Segment Start: Available data

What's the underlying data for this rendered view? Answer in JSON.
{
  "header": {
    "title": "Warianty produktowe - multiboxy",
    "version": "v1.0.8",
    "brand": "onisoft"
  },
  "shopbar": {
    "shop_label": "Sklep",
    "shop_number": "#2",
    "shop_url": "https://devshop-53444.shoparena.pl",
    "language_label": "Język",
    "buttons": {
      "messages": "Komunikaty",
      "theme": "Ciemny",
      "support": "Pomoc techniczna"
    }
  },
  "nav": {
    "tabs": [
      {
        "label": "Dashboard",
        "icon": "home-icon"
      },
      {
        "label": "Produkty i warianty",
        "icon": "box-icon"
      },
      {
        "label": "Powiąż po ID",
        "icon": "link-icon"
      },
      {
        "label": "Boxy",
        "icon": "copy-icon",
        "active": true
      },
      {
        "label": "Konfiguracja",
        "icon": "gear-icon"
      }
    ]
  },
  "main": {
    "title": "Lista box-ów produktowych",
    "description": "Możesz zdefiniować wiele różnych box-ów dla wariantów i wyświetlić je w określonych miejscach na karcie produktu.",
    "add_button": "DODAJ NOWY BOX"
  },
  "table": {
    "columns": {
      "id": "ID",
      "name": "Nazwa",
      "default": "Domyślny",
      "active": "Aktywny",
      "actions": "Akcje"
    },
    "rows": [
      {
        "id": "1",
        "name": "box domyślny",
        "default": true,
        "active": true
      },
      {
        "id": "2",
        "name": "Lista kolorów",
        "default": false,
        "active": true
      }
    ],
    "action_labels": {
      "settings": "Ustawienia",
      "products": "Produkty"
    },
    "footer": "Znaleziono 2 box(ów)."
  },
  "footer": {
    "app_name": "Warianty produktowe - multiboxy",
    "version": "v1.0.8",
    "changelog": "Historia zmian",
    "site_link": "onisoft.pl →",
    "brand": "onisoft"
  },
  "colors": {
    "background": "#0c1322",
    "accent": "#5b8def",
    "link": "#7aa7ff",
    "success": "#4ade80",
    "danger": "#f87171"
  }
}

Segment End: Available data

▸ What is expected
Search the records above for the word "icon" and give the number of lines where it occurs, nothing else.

▸ Exercise answer
5